“It’s quite easy to hear a lot of pseudo-scientific musings and this idea of the ‘spirit molecule’ is in that space,” he said, later adding that psychedelics researchers “worry that they, as individuals, will be stigmatised and thought of as not serious scientists”.
DMT is best understood as “a tool that can be used to understand consciousness,” says Timmermann.
“It’s hard to find other tools out there that can alter consciousness so dramatically and so reliably,” says Carhart-Harris.
The dosage the researchers have settled on is 20mg – a quantity that is significantly more potent than it would be if smoked (the usual route of administration) due to its intravenous administration.
“I would characterise it as a moderate-high dose of DMT,” says Timmermann.

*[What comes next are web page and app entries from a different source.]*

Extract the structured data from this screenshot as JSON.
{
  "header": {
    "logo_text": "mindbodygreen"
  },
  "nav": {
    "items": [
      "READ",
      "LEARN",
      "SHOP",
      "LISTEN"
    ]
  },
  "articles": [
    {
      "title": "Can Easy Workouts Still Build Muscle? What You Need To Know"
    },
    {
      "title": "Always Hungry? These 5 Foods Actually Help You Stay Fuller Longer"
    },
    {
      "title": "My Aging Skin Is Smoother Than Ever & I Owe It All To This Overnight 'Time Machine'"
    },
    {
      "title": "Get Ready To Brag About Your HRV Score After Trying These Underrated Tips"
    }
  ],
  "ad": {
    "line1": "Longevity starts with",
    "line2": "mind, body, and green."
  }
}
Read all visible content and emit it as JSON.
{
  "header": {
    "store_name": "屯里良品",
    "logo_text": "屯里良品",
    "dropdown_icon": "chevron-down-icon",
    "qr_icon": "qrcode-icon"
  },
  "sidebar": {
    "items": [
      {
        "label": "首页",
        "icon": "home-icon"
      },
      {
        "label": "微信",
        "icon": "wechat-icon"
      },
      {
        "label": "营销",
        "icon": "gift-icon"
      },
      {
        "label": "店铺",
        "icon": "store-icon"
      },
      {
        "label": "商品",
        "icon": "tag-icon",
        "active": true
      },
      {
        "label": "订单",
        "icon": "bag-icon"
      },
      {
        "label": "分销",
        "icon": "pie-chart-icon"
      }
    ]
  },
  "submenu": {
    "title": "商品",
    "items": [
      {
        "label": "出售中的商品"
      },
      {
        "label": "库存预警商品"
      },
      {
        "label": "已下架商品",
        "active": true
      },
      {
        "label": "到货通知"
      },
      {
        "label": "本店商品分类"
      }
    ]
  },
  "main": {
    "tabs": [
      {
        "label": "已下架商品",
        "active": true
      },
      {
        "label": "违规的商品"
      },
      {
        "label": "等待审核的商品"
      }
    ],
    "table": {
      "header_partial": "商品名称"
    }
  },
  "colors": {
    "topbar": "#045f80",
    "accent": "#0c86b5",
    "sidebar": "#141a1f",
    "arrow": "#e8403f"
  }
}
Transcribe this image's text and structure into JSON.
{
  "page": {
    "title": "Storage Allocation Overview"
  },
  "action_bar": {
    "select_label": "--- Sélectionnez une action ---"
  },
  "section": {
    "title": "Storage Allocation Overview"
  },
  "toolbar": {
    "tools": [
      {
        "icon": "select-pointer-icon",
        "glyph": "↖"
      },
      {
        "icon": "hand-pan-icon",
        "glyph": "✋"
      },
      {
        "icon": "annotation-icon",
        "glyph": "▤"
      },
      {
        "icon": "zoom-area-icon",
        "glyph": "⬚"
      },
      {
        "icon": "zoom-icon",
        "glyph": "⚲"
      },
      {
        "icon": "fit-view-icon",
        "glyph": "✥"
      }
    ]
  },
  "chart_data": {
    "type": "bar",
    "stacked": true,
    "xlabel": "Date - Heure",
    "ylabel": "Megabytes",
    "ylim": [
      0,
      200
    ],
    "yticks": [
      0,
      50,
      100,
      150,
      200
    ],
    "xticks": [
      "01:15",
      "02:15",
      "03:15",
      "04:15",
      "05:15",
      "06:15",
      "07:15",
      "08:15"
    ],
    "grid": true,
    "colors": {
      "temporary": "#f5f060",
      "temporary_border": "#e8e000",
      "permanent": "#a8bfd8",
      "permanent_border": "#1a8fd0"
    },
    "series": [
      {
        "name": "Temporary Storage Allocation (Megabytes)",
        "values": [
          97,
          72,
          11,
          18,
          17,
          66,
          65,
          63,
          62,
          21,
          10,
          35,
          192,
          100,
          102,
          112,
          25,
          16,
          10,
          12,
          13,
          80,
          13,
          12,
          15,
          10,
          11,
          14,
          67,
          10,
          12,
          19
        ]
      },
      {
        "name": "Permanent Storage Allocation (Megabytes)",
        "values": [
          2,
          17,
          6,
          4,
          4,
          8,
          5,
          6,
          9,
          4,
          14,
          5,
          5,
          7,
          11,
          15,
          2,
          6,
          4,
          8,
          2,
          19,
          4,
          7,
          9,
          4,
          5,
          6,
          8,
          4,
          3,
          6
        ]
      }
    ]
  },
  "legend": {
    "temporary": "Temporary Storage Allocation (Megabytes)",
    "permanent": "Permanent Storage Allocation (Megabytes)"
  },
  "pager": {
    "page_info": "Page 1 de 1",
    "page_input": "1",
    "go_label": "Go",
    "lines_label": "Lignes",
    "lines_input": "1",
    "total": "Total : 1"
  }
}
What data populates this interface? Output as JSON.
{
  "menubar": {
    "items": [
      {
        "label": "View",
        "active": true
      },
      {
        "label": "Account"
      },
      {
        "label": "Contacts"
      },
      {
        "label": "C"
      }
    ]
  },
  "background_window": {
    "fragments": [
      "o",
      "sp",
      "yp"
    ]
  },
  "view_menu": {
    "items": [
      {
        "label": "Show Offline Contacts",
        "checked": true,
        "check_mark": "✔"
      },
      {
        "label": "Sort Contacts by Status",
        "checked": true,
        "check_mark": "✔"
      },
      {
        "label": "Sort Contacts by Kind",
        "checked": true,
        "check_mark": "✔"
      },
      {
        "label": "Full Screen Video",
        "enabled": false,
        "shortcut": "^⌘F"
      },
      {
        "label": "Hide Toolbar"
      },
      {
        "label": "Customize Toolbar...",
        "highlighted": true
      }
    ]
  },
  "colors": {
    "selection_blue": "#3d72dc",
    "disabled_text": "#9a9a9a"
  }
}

Participants will lie in the fMRI with an EEG cap on and their eyes closed. The whole experiment takes 20-30 minutes (the duration of a DMT trip), with researchers interjecting regularly to ask them to rate the intensity of the experience.
“We’re mostly looking at spontaneous brain activity, or ‘resting’ brain activity,” says Carhart-Harris. “Because resting, especially under DMT – you wouldn’t really call it rest.”
“People are not able to do a task or engage with the external world in that state,” agrees Timmermann.
Afterwards, the researchers will record the experience and how it unfolded over time from the participant in very fine detail – a kind of peer-reviewed trip report.
12 people have already gone through the pilot, which involved just an EEG scan. A further 20 will go through the full EEG and fMRI scan.
One question that they do not expect to answer is why DMT exists in nature. “The DMT question is more for DMT enthusiasts, perhaps,” says Carhart-Harris.
But the question of why humans possess a specific serotonin receptor that DMT binds to is a big one, he says.
“As far as we know it’s one particular serotonin receptor that’s key to how these drugs work in the brain. It’s a big curiosity and a question that is unanswered in science. What are these receptors for, and what do they do?”
The answer may provide clues to the ability of psychedelic drugs to facilitate behavioural change. Studies have shown that they can be useful in the treatment of addictive or compulsive behaviours.
Finding a clinical application for DMT is “not the primary outcome,” however, says Timmermann. “These are all completely healthy people. So it’s hard to draw a direct inference on mental health, because they’re all well."
But preliminary results from the pilot suggest that DMT improves mood. “There is a significant drop in the depression scores,” says Timmermann.
And ultimately the team at Imperial, like scientists from all over the world making discoveries in the so-called psychedelic renaissance, envision a future when psychedelics can be prescribed by doctors and made available in a therapeutic setting.
“In many ways that’s the ultimate aim,” says Carhart-Harris.
If Imperial’s research already has the drug prohibitionists hyperventilating, the model Carhart-Harris proposes for the NHS will send them into an altered state of consciousness. It is the administration of psilocybin and DMT (not, it should be stated, at the same time) in a series of therapeutic treatments, for those conditions where they are shown to be effective.
“People will realise that it’s quite expensive to develop this kind of treatment,” he says. “Because it’s a treatment model that requires some psychological preparation, quite a few hours of staff time to look after this patient, and ward space.
“And how is this possible in the shell of the National Health Service that we have?”
The advantage of DMT is its short acting time. Several short DMT treatments, which last under an hour, could be used to supplement psilocybin treatments, which would have effects that last for several hours.
Carhart-Harris and the rest of the team may be calling out the falsehoods people project onto the DMT experience. But they are not the only myths to ruin. He is just as comfortable providing the science that underpins the advocacy of psychedelic drugs in a therapeutic context.
“Done right, with all the appropriate caveats and safeguards, it could be a revolution in psychiatry,” he says. “It’s quite a reasonable thing to say.”